What to work on: Repeat, exactly as written, all of the entries, but not their pictures.

Supplied information:
Start of Block

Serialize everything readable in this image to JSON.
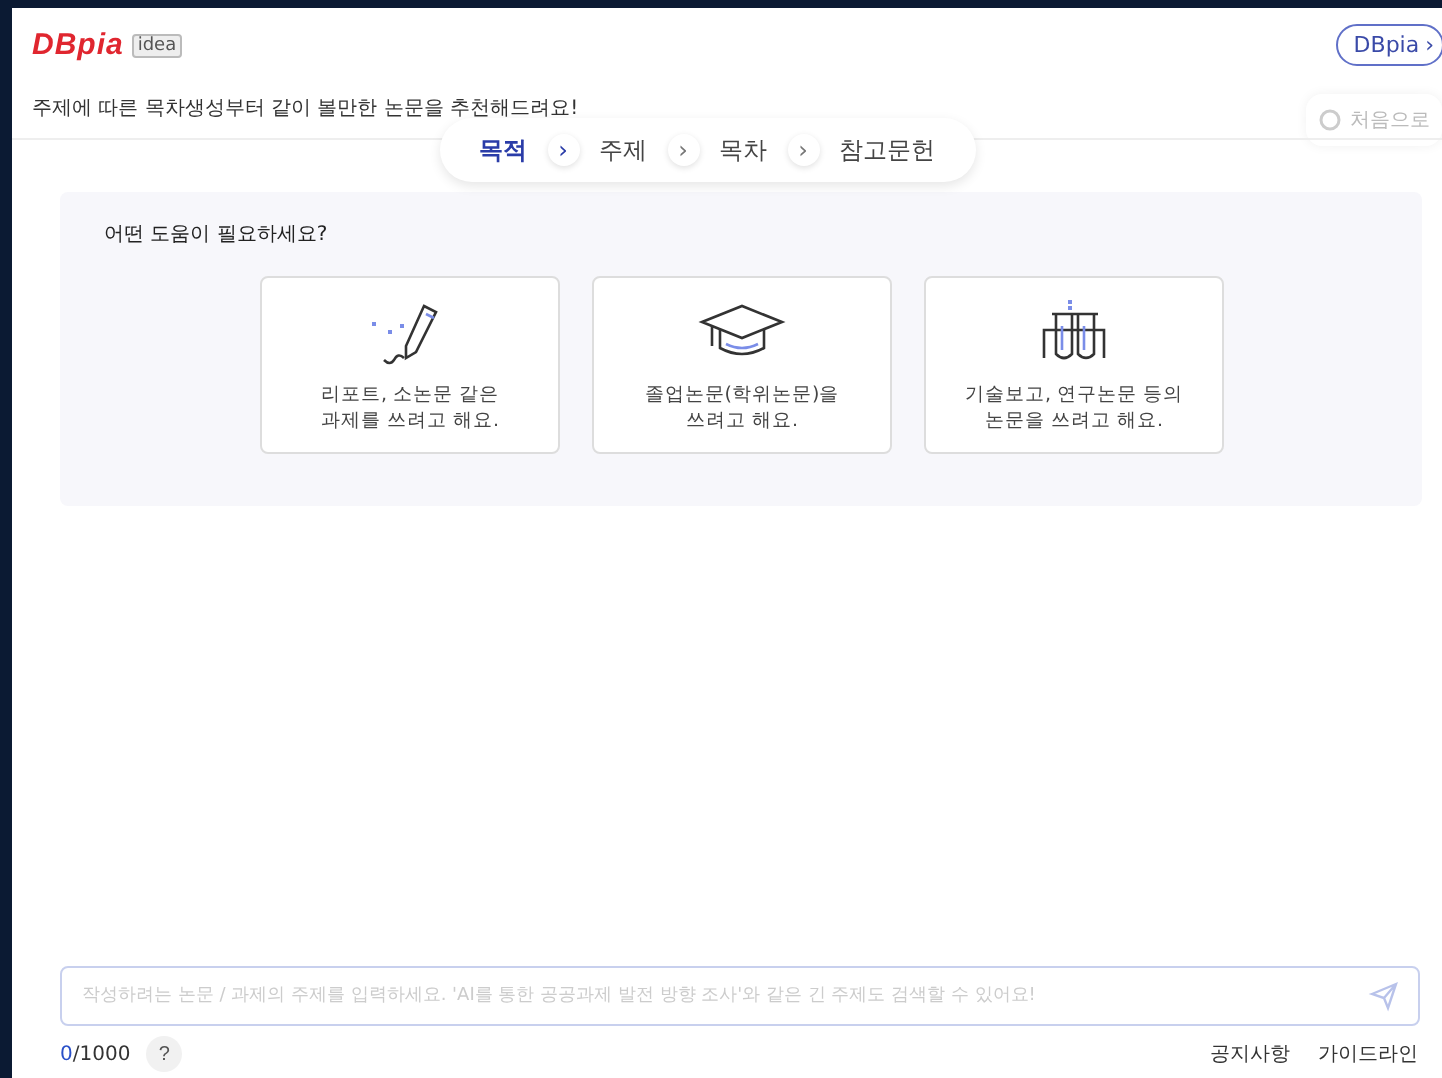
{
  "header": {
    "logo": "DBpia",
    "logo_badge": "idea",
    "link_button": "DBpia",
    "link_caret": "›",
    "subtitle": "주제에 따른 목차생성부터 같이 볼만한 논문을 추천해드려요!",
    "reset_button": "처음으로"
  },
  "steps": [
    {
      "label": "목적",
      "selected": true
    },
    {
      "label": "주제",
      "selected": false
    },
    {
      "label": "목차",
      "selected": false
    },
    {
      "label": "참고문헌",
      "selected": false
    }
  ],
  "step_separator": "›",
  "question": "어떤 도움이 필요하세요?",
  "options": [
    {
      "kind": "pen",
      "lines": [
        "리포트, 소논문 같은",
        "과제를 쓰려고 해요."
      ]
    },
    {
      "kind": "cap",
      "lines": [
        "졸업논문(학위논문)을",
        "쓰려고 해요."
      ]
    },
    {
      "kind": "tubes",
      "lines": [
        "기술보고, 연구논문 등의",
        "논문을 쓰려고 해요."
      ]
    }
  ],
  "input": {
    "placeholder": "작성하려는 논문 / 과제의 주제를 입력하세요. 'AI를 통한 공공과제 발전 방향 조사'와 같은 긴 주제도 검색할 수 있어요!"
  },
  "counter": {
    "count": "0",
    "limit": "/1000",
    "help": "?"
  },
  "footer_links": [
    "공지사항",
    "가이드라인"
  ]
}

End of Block

Answer space:
Serialize everything readable in this image to JSON.
{
  "header": {
    "logo": "DBpia",
    "logo_badge": "idea",
    "link_button": "DBpia",
    "link_caret": "›",
    "subtitle": "주제에 따른 목차생성부터 같이 볼만한 논문을 추천해드려요!",
    "reset_button": "처음으로"
  },
  "steps": [
    {
      "label": "목적",
      "selected": true
    },
    {
      "label": "주제",
      "selected": false
    },
    {
      "label": "목차",
      "selected": false
    },
    {
      "label": "참고문헌",
      "selected": false
    }
  ],
  "step_separator": "›",
  "question": "어떤 도움이 필요하세요?",
  "options": [
    {
      "kind": "pen",
      "lines": [
        "리포트, 소논문 같은",
        "과제를 쓰려고 해요."
      ]
    },
    {
      "kind": "cap",
      "lines": [
        "졸업논문(학위논문)을",
        "쓰려고 해요."
      ]
    },
    {
      "kind": "tubes",
      "lines": [
        "기술보고, 연구논문 등의",
        "논문을 쓰려고 해요."
      ]
    }
  ],
  "input": {
    "placeholder": "작성하려는 논문 / 과제의 주제를 입력하세요. 'AI를 통한 공공과제 발전 방향 조사'와 같은 긴 주제도 검색할 수 있어요!"
  },
  "counter": {
    "count": "0",
    "limit": "/1000",
    "help": "?"
  },
  "footer_links": [
    "공지사항",
    "가이드라인"
  ]
}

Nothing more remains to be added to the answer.